WHAT NEEDS TO BE DONE :: Look through the data and write out every line with the word "edukacyjny" in it.

Stored data
*** Block opens ***
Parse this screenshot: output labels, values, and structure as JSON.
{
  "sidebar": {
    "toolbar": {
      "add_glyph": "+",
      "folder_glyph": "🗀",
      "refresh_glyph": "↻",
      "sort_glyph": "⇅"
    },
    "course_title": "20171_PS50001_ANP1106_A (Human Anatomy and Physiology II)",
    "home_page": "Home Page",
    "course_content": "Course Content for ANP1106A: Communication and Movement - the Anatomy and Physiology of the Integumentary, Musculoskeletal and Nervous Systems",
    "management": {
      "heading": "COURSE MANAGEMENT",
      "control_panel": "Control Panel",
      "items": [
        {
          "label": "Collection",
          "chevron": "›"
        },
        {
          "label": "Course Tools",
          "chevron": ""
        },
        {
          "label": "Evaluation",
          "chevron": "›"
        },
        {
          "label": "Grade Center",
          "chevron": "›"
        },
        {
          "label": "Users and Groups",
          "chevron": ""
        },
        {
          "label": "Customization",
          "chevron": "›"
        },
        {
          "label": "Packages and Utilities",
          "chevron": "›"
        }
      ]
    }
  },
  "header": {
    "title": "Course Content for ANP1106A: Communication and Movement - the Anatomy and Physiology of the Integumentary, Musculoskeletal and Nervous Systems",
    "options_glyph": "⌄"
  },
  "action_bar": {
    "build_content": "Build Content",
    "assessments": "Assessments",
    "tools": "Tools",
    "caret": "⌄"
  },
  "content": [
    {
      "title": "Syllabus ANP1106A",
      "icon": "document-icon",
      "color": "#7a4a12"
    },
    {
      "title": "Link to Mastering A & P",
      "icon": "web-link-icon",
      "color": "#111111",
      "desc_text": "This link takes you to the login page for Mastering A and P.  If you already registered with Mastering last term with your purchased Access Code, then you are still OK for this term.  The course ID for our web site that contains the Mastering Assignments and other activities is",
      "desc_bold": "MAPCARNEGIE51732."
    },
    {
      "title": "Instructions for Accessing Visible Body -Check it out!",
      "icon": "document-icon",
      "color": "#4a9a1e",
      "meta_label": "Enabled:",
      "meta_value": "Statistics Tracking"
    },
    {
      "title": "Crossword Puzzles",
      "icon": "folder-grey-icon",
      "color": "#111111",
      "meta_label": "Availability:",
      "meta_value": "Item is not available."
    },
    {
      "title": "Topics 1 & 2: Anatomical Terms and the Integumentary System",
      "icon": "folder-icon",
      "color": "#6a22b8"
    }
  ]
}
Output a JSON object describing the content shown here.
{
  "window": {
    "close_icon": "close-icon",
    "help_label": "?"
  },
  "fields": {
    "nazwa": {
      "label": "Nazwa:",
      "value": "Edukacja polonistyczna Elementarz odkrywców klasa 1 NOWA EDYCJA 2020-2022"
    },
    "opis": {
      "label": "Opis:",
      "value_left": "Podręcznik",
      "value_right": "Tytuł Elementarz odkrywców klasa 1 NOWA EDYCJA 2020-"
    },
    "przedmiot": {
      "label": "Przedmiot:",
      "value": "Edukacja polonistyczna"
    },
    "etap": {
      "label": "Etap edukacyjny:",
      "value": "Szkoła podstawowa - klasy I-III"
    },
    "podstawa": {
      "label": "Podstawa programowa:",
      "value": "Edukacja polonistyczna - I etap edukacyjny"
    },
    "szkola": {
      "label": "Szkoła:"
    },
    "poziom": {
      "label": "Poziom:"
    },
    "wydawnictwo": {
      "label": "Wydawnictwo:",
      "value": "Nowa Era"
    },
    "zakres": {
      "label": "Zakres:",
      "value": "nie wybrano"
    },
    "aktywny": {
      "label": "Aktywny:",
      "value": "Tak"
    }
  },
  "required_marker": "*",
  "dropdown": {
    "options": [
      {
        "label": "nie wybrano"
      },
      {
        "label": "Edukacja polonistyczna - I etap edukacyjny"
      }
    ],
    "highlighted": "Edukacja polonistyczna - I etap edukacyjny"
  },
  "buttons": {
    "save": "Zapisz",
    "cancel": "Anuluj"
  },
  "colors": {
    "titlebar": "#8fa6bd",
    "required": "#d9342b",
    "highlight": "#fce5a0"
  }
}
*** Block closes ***
YOUR RESPONSE ::
      "label": "Etap edukacyjny:",
      "value": "Edukacja polonistyczna - I etap edukacyjny"
        "label": "Edukacja polonistyczna - I etap edukacyjny"
    "highlighted": "Edukacja polonistyczna - I etap edukacyjny"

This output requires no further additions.